### TASK STATEMENT
Report each line of the entries below that has the word "call" in it.

(Data records for software interfaces)
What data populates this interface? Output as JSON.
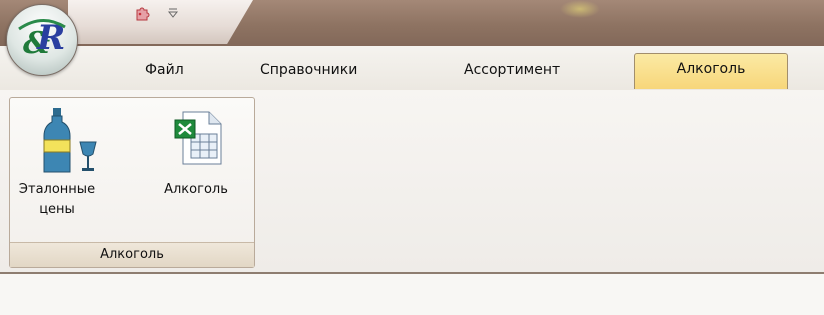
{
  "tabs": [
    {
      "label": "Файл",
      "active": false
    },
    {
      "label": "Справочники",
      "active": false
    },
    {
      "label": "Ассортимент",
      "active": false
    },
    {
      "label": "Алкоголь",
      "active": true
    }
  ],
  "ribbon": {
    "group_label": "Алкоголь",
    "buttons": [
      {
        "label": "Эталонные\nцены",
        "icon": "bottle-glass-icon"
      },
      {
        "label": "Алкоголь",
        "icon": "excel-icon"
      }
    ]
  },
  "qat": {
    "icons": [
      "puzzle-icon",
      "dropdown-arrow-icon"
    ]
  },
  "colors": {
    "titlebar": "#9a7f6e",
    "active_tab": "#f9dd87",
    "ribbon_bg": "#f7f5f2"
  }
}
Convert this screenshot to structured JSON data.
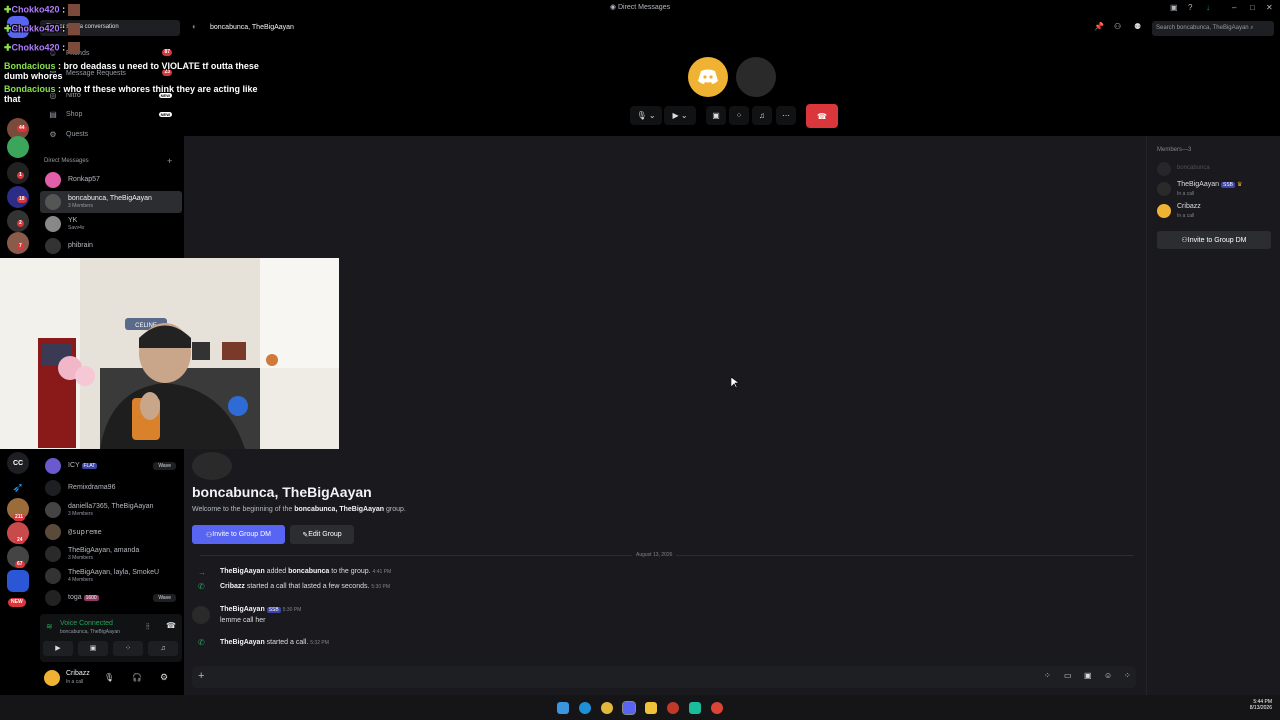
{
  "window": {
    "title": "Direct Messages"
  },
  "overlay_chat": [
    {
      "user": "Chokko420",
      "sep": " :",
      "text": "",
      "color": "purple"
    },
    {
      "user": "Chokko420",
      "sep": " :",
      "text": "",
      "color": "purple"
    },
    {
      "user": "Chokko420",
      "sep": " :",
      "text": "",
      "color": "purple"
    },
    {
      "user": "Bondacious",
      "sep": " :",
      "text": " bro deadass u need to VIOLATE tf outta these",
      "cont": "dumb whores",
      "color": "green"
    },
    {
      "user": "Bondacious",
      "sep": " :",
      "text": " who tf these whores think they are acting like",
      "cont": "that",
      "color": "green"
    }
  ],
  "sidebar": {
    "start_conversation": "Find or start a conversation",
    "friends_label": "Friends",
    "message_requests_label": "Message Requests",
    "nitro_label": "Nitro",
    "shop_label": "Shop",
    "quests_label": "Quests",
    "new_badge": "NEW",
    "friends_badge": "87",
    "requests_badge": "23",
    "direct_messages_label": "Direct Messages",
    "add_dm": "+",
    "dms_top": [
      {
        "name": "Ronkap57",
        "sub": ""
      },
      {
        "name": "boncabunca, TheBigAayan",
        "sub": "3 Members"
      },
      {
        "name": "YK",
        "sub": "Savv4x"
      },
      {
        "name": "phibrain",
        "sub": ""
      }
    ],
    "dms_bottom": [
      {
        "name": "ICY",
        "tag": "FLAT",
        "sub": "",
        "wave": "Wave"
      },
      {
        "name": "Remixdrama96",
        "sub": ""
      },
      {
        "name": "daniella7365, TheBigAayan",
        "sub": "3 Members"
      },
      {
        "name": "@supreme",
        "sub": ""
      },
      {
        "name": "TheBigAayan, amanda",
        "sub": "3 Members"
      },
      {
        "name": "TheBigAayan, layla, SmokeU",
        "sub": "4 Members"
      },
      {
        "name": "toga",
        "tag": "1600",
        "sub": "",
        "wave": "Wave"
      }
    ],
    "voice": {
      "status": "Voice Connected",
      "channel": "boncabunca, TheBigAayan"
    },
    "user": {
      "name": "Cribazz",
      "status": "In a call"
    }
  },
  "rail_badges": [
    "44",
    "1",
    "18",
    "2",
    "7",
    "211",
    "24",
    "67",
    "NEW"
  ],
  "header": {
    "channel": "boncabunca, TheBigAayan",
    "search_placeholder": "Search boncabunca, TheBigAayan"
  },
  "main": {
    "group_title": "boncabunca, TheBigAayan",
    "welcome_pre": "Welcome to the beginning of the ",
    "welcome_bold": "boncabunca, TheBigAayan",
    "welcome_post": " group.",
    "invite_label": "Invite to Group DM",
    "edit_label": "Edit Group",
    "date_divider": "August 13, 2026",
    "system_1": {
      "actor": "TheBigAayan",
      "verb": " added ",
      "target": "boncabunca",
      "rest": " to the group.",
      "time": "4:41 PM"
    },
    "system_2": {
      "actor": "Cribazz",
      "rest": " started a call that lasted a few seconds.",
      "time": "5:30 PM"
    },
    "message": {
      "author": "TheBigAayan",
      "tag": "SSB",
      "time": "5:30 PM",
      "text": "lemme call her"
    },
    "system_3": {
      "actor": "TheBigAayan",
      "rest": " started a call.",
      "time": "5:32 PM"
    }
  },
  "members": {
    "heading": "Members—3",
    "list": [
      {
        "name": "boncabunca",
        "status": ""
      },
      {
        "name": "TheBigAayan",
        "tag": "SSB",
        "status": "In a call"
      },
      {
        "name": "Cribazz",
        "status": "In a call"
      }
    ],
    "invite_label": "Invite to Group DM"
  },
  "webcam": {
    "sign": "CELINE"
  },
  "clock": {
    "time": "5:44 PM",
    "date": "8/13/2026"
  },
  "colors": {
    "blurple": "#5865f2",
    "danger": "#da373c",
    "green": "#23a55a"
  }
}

### ANSWER SECTION
      "status": "In a call"
      "rest": " started a call that lasted a few seconds.",
      "text": "lemme call her"
      "rest": " started a call.",
        "status": "In a call"
        "status": "In a call"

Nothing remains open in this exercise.